Monitor the seedling growth and keep them regularly watered during the first growing season. Insert your finger into the soil and water if the upper 3 inches of garden soil are dry.

Fertilize agapanthus twice per month during the growing season. Mix the fertilizer with water according to package recommendations.

Apply 1 to 2 inches of mulch around the base of the plants in the autumn to provide winter protection. Remove the mulch the next spring.

Divide the plant every three to four years by digging up the roots during the dormancy period. Divide the roots in half with a garden spade and replant immediately with the crowns 2 inches below the soil level. Water the agapanthus generously after replanting.


Things You Will Need

  • Compost
  • Garden spade
  • Rake
  • Agapanthus seeds
  • All-purpose fertilizer (water-soluble)
  • Shredded mulch (bark or leaves)


  • Agapanthus is hardy to USDA Zones 8 through 11. In colder zones, plant the agapanthus in containers and bring the containers indoors over the winter months. Place the container in a sunny location and only water enough to keep the soil lightly moist over the winter months. Gradually move the container outside the following spring by placing it in direct sunlight for increasing periods over approximately one week.


  • When starting agapanthus plants from seed, do not expect blooms for four growing seasons.
  • Handle the sap from the stems with care because it can severely burn the skin.

About the Author

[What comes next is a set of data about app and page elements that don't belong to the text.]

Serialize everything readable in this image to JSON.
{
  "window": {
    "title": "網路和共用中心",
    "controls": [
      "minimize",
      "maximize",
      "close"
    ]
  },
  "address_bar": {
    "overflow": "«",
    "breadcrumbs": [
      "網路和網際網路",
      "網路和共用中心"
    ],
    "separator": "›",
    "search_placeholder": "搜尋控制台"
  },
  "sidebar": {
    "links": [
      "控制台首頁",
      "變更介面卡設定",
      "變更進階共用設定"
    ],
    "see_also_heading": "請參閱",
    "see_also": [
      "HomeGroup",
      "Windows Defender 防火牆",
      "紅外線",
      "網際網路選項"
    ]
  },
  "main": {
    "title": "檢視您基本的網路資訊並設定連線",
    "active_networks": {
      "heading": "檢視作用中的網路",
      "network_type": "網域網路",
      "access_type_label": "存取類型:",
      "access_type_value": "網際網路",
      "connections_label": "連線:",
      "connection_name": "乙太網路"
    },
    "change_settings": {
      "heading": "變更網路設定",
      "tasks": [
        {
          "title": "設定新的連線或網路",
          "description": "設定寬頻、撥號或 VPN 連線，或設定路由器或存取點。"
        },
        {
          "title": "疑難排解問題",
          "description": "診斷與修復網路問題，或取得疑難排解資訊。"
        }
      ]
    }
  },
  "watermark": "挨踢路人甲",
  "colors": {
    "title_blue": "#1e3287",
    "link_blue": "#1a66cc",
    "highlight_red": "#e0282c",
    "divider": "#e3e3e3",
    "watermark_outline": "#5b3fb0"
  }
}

Kathryn Hatter is a veteran home-school educator, as well as an accomplished gardener, quilter, crocheter, cook, decorator and digital graphics creator. As a regular contributor to Natural News, many of Hatter's Internet publications focus on natural health and parenting. Hatter has also had publication on home improvement websites such as Redbeacon.